Speaking as a manager of a care home in late January 2021, Margaret Atiror knows she could be tempting fate when she says that, so far, none of her residents has had COVID-19. That doesn’t mean that the last year hasn’t been extremely challenging for Margaret and her dedicated and skilful team at the 60-bed Cullum Welch Court in Greenwich.
The home is part of the 330-year-old charity to support older people in south-east London, Morden College, which also boasts more than 200 flats, for both independent and supported living. Early in the pandemic, to minimise the risk of infection, the decision was taken that Cullum Welch would accept no new residents, except from within its own community. To date, it’s proved a very wise decision.
Two members of the team have been seriously ill though, and a number of others have had to isolate. With strict social distancing and infection control measures in places, and limited access to external training, Margaret and her colleagues were feeling isolated and in need of support in the midst of the first wave.
In her previous role as a manager of a home in Southwark, Margaret was part of the borough’s Registered Managers’ Network and had meetings at and engaged with St Christopher’s. She then accepted an invitation to one of the St Christopher’s free webinars.
I thought [the HELP for Care Homes programme] sounded really good for us as it meant we could get more engaged with the hospice and other homes.
“It was on one of these webinars that I heard about the ECHO sessions and about the other benefits of being part of the HELP for Care Homes programme. I thought it sounded really good for us as it meant we could get more engaged with the hospice and other homes.
“I seek to improve whatever service I work in and wanted to access the training and resources to support my staff – especially with end of life care. Our nurses have a very good reputation for end of life care but for the sake of their continued professional development this seemed like a good opportunity.”
The fact that ECHO, the skills workshops and other virtual learning sessions weren’t limited to nursing staff, was another factor that appealed to Margaret.
“I was really pleased to see that there were programmes for carers too.

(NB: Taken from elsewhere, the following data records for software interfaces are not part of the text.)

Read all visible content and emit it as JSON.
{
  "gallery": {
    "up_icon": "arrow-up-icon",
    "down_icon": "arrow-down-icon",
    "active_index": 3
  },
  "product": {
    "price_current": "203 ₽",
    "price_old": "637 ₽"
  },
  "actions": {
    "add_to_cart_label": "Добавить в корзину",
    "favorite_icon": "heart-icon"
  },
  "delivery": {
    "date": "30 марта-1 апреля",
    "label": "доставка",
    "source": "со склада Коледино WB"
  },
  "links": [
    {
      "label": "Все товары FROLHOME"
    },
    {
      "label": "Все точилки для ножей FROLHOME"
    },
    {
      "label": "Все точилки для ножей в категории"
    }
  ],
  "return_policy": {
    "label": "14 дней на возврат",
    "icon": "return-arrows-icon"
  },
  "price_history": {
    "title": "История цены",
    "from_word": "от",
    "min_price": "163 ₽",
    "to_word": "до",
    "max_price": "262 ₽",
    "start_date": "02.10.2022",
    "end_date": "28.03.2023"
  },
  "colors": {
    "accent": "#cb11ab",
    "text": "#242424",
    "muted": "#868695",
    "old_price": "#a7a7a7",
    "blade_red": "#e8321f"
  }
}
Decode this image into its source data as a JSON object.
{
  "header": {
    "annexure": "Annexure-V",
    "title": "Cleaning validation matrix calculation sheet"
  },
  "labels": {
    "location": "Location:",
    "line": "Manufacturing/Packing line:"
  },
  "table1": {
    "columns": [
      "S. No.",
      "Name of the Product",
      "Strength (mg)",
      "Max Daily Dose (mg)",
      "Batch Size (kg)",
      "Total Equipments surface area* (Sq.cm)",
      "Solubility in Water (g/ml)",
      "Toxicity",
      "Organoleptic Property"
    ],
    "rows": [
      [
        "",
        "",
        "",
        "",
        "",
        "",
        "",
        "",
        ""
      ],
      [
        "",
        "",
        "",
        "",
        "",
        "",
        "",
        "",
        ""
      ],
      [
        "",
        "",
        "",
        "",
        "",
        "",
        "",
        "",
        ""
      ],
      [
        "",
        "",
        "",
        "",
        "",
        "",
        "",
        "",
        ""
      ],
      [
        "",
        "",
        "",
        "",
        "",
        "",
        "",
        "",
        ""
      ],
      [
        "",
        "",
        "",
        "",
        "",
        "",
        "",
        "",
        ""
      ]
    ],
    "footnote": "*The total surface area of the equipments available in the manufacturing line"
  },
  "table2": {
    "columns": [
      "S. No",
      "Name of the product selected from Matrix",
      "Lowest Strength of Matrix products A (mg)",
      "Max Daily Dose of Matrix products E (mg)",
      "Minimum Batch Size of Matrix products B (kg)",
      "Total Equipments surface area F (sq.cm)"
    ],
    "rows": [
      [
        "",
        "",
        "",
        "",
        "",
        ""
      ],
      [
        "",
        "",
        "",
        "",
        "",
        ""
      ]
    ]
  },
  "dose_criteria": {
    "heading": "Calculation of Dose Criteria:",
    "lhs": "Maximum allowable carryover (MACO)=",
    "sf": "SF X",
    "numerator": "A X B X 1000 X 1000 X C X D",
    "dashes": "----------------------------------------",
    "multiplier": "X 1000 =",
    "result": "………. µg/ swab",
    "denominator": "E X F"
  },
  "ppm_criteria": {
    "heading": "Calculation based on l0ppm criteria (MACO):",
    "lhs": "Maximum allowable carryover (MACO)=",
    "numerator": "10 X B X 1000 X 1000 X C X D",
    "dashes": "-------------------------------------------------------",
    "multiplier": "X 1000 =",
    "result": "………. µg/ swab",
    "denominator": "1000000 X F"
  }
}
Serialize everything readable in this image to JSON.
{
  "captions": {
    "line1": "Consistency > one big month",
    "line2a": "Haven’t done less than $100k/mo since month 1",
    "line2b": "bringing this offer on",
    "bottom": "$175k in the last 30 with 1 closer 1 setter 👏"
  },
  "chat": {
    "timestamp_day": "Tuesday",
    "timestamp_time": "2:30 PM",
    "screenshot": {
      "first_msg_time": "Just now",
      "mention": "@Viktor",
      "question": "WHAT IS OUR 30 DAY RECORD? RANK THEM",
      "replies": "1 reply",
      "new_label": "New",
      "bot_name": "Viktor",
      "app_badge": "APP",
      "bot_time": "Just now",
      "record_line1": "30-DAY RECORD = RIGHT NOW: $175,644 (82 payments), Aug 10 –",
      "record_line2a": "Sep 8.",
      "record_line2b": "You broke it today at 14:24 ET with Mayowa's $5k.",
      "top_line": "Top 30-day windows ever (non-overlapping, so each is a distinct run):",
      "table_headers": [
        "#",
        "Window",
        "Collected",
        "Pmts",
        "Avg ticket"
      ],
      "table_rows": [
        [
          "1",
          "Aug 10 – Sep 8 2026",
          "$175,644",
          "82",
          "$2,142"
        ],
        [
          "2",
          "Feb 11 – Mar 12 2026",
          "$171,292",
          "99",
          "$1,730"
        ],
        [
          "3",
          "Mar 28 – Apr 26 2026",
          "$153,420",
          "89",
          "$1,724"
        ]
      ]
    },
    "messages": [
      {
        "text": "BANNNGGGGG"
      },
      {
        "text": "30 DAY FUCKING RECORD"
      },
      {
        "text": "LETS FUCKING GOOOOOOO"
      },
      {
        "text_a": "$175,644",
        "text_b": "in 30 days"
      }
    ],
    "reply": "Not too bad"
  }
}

Having resources available for the whole team is very important as we continue to try to deliver excellent end of life care for all the residents and their loved ones.
“The sessions for Activity Coordinators have been one of the real highlights. There are very few learning opportunities for them out there and so my three coordinators jumped on that and they found it very useful, rewarding and enriching and found lots of new ideas. In the current environment the residents need Activity Coordinators more than ever. My team is looking forward to the next session.”
Having resources available for the whole team is very important as we continue to try to deliver excellent end of life care for all the residents and their loved ones.
Margaret has endeavoured to engage as many of her staff as possible in the opportunities made available by being a HELP for Care Homes partner. She’s also been sure to maximise the impact by getting those who attend sessions to share the learnings with the whole team.
As well as the formal learning, the chance to ‘meet’ and speak to fellow managers encountering similar issues has been another benefit Margaret has appreciated as part of the Registered Managers Network, another offer of the HELP for Care Homes programme.
“It’s a platform to engage with other managers, share concerns and reassure each other,” she adds.
“If a fellow manager asked me about becoming a HELP for Care Homes partner, I would draw attention to the huge variety of resources and courses. I’d also say that it is empowering and enriching for staff and has helped keep them motivated and engaged at a time when there has been so little access to training. It is a great resource.”
Find out more about HELP for Care Homes